**WORK ORDER:** Copy the entries out again in full.

**PROVIDED INFORMATION:**
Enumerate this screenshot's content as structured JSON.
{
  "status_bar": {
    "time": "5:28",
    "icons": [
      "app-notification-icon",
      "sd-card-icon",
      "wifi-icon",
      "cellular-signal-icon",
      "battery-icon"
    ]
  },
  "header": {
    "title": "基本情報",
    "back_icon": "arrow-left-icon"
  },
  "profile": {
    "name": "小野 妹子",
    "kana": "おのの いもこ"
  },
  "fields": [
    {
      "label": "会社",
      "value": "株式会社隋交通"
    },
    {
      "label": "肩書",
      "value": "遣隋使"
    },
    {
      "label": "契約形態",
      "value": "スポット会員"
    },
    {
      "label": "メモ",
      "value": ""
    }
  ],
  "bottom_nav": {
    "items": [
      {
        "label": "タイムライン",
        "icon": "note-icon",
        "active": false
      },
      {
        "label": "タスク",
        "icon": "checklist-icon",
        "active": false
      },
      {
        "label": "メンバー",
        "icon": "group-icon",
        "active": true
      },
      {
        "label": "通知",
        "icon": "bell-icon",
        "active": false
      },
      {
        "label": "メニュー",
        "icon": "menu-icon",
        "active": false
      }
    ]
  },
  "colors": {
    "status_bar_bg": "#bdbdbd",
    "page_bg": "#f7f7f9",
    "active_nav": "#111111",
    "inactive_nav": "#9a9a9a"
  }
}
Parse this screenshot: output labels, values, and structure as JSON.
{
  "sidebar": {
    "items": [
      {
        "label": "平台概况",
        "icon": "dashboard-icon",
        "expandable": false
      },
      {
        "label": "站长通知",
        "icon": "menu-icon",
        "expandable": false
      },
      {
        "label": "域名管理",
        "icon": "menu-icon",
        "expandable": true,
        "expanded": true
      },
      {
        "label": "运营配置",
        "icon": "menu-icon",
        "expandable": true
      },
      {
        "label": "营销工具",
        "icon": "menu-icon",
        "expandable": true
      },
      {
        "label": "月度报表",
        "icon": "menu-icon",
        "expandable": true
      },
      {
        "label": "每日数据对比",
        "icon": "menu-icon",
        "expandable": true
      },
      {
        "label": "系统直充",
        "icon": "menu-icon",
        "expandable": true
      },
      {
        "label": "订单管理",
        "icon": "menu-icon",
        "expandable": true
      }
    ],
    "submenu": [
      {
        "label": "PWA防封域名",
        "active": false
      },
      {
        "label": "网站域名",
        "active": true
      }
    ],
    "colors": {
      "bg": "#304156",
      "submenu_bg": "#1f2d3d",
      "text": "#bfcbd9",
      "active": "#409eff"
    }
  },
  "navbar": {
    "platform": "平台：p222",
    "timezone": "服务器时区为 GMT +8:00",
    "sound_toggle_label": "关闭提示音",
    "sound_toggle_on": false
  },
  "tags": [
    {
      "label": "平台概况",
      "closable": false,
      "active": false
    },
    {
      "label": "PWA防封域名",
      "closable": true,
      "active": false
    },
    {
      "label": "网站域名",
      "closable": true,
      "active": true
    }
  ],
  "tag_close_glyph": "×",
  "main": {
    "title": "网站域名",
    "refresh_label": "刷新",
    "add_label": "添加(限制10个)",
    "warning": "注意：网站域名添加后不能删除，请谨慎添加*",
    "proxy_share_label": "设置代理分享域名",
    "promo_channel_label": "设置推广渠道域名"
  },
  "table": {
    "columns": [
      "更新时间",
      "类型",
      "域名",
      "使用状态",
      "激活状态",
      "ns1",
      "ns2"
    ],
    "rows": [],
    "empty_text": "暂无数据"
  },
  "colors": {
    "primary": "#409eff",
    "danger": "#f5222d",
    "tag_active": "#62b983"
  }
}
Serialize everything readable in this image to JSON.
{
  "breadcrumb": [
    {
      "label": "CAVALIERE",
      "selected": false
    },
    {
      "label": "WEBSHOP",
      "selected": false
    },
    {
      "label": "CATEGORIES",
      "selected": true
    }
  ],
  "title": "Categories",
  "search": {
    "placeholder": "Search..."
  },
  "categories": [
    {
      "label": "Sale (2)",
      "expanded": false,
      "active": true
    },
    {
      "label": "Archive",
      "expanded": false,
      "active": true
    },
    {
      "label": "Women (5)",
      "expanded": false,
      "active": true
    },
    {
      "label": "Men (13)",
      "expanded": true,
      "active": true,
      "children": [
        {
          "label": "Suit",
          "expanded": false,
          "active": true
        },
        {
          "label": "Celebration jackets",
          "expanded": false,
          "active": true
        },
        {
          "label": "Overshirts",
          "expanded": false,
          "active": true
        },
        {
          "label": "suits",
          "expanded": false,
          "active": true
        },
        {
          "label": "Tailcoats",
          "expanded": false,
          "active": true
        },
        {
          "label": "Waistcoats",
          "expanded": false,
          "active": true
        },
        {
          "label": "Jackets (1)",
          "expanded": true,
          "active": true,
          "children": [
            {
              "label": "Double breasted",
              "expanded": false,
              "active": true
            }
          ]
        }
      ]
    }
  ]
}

**RESULT OF THE TASK:**
Enumerate this screenshot's content as structured JSON.
{
  "status_bar": {
    "time": "5:28",
    "icons": [
      "app-notification-icon",
      "sd-card-icon",
      "wifi-icon",
      "cellular-signal-icon",
      "battery-icon"
    ]
  },
  "header": {
    "title": "基本情報",
    "back_icon": "arrow-left-icon"
  },
  "profile": {
    "name": "小野 妹子",
    "kana": "おのの いもこ"
  },
  "fields": [
    {
      "label": "会社",
      "value": "株式会社隋交通"
    },
    {
      "label": "肩書",
      "value": "遣隋使"
    },
    {
      "label": "契約形態",
      "value": "スポット会員"
    },
    {
      "label": "メモ",
      "value": ""
    }
  ],
  "bottom_nav": {
    "items": [
      {
        "label": "タイムライン",
        "icon": "note-icon",
        "active": false
      },
      {
        "label": "タスク",
        "icon": "checklist-icon",
        "active": false
      },
      {
        "label": "メンバー",
        "icon": "group-icon",
        "active": true
      },
      {
        "label": "通知",
        "icon": "bell-icon",
        "active": false
      },
      {
        "label": "メニュー",
        "icon": "menu-icon",
        "active": false
      }
    ]
  },
  "colors": {
    "status_bar_bg": "#bdbdbd",
    "page_bg": "#f7f7f9",
    "active_nav": "#111111",
    "inactive_nav": "#9a9a9a"
  }
}
Parse this screenshot: output labels, values, and structure as JSON.
{
  "sidebar": {
    "items": [
      {
        "label": "平台概况",
        "icon": "dashboard-icon",
        "expandable": false
      },
      {
        "label": "站长通知",
        "icon": "menu-icon",
        "expandable": false
      },
      {
        "label": "域名管理",
        "icon": "menu-icon",
        "expandable": true,
        "expanded": true
      },
      {
        "label": "运营配置",
        "icon": "menu-icon",
        "expandable": true
      },
      {
        "label": "营销工具",
        "icon": "menu-icon",
        "expandable": true
      },
      {
        "label": "月度报表",
        "icon": "menu-icon",
        "expandable": true
      },
      {
        "label": "每日数据对比",
        "icon": "menu-icon",
        "expandable": true
      },
      {
        "label": "系统直充",
        "icon": "menu-icon",
        "expandable": true
      },
      {
        "label": "订单管理",
        "icon": "menu-icon",
        "expandable": true
      }
    ],
    "submenu": [
      {
        "label": "PWA防封域名",
        "active": false
      },
      {
        "label": "网站域名",
        "active": true
      }
    ],
    "colors": {
      "bg": "#304156",
      "submenu_bg": "#1f2d3d",
      "text": "#bfcbd9",
      "active": "#409eff"
    }
  },
  "navbar": {
    "platform": "平台：p222",
    "timezone": "服务器时区为 GMT +8:00",
    "sound_toggle_label": "关闭提示音",
    "sound_toggle_on": false
  },
  "tags": [
    {
      "label": "平台概况",
      "closable": false,
      "active": false
    },
    {
      "label": "PWA防封域名",
      "closable": true,
      "active": false
    },
    {
      "label": "网站域名",
      "closable": true,
      "active": true
    }
  ],
  "tag_close_glyph": "×",
  "main": {
    "title": "网站域名",
    "refresh_label": "刷新",
    "add_label": "添加(限制10个)",
    "warning": "注意：网站域名添加后不能删除，请谨慎添加*",
    "proxy_share_label": "设置代理分享域名",
    "promo_channel_label": "设置推广渠道域名"
  },
  "table": {
    "columns": [
      "更新时间",
      "类型",
      "域名",
      "使用状态",
      "激活状态",
      "ns1",
      "ns2"
    ],
    "rows": [],
    "empty_text": "暂无数据"
  },
  "colors": {
    "primary": "#409eff",
    "danger": "#f5222d",
    "tag_active": "#62b983"
  }
}
Serialize everything readable in this image to JSON.
{
  "breadcrumb": [
    {
      "label": "CAVALIERE",
      "selected": false
    },
    {
      "label": "WEBSHOP",
      "selected": false
    },
    {
      "label": "CATEGORIES",
      "selected": true
    }
  ],
  "title": "Categories",
  "search": {
    "placeholder": "Search..."
  },
  "categories": [
    {
      "label": "Sale (2)",
      "expanded": false,
      "active": true
    },
    {
      "label": "Archive",
      "expanded": false,
      "active": true
    },
    {
      "label": "Women (5)",
      "expanded": false,
      "active": true
    },
    {
      "label": "Men (13)",
      "expanded": true,
      "active": true,
      "children": [
        {
          "label": "Suit",
          "expanded": false,
          "active": true
        },
        {
          "label": "Celebration jackets",
          "expanded": false,
          "active": true
        },
        {
          "label": "Overshirts",
          "expanded": false,
          "active": true
        },
        {
          "label": "suits",
          "expanded": false,
          "active": true
        },
        {
          "label": "Tailcoats",
          "expanded": false,
          "active": true
        },
        {
          "label": "Waistcoats",
          "expanded": false,
          "active": true
        },
        {
          "label": "Jackets (1)",
          "expanded": true,
          "active": true,
          "children": [
            {
              "label": "Double breasted",
              "expanded": false,
              "active": true
            }
          ]
        }
      ]
    }
  ]
}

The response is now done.